Canada & Japan
These two territories aren’t quite so simple, but it depends on the song you’re covering. If the national collection societies have the mandate to collect publishing royalties for that particular song, you can relax: they’ll handle payments on your behalf. It’s also very likely that they do have that mandate, but you need to check to see if the song is listed in their database (it’ll help to know the full name of the composer – you’ll also need this information to register your recording of the song with EmuBands anyway.)
NB: If you can’t read Japanese, you may have to use the translation tools on your web browser – although JASRAC has a helpful PDF which should help you navigate the site: https://www.jasrac.or.jp/ejhp/pdf/JWID.pdf
In the unlikely event that the song you’re covering is NOT listed in one of these collection societies’ databases, then you might wish to contact the rightsholder of the composition directly (usually via their publisher) to obtain a license from them. If you can’t be bothered with that, EmuBands makes it easy to exclude these territories from the list of countries you want us to distribute your release to.

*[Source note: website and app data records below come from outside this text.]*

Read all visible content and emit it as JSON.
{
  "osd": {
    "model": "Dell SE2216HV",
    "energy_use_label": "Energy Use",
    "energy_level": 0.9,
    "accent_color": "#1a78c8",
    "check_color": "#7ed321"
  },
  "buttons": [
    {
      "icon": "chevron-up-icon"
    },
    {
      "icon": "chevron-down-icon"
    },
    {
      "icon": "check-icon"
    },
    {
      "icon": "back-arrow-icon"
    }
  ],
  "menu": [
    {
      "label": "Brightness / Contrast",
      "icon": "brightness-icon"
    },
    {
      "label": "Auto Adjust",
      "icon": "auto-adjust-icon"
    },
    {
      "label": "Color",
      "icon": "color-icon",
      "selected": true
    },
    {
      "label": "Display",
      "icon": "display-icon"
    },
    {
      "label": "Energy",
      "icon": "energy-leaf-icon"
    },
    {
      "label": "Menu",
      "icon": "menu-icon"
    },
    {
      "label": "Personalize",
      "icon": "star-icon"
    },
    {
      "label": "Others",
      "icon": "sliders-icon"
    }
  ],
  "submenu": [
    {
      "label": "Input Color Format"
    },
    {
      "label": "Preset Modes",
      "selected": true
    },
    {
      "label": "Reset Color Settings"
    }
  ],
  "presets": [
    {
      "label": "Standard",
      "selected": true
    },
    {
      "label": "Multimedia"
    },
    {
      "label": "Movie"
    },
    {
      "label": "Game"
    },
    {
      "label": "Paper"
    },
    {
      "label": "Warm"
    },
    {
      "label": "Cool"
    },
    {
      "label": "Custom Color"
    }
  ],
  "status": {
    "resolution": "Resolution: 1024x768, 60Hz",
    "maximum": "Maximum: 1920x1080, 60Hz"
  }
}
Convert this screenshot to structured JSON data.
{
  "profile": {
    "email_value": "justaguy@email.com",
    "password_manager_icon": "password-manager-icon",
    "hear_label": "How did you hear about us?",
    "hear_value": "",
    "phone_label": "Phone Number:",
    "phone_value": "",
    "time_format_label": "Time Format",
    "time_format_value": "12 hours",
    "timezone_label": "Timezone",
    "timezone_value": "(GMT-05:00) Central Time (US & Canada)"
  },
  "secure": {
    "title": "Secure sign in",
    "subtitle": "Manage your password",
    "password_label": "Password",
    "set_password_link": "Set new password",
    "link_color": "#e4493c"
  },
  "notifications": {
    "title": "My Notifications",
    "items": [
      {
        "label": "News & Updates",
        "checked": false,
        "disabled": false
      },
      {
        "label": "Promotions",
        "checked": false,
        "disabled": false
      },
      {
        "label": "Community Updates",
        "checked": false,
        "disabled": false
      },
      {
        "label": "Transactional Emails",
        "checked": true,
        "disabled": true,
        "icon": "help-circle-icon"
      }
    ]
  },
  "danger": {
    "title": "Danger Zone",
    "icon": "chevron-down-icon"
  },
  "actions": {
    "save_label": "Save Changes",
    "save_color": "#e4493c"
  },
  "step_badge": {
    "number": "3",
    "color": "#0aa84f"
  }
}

When adding your release to our system, you can edit the list of cleared territories for your release within the ‘Availability & Pricing’ section, under the banner which reads ‘In Which Countries Do You Want Your Release Available?’.
India & Pakistan
There’s currently no way to pre-purchase a license for publishing royalties in India or Pakistan, regardless of the song you’re covering. If there are any downloads of your cover version from download stores in these countries, you’ll need to contact the rightsholder of the composition directly (usually via their publisher) to obtain a license. But remember: if you can’t be bothered with that, again, you can exclude India and Pakistan from your EmuBands release.
In short: Do I need permission to release a cover version?
Only if you’ve changed the melody, lyrics or structure.
Am I responsible for making sure the publishing royalties reach the rightsholder of the composition?
If the song is only released on streaming services: NO.
If it’s released in download stores, then YES, but only in a few territories:
USA: Always, but licenses are available for pre-purchase
India: Always, and you need to contact the publisher directly
Pakistan: Always, and need to contact the publisher directly
Canada: Sometimes, depending on the song
Japan: Sometimes, depending on the song
Why do I need to pay any money at all?
Songwriters need to be paid whenever their songs are streamed or downloaded, and due to a quirk in the way this works for downloads in a few countries, this responsibility falls to you. For the rest of the World, it’s no problem!
What if I don’t want to deal with any of this?
You can choose to release your cover version on streaming services only, or exclude the US, India, Pakistan, Canada & Japan from your EmuBands release.
How Do I Add a Release to My Account?
What Countries Will My Release Be Available in?
What Sort of Information Can I See in the Royalty Reports?
Why Do I Need to Submit Full Composer Names?
Can I Switch To EmuBands from Another Distributor?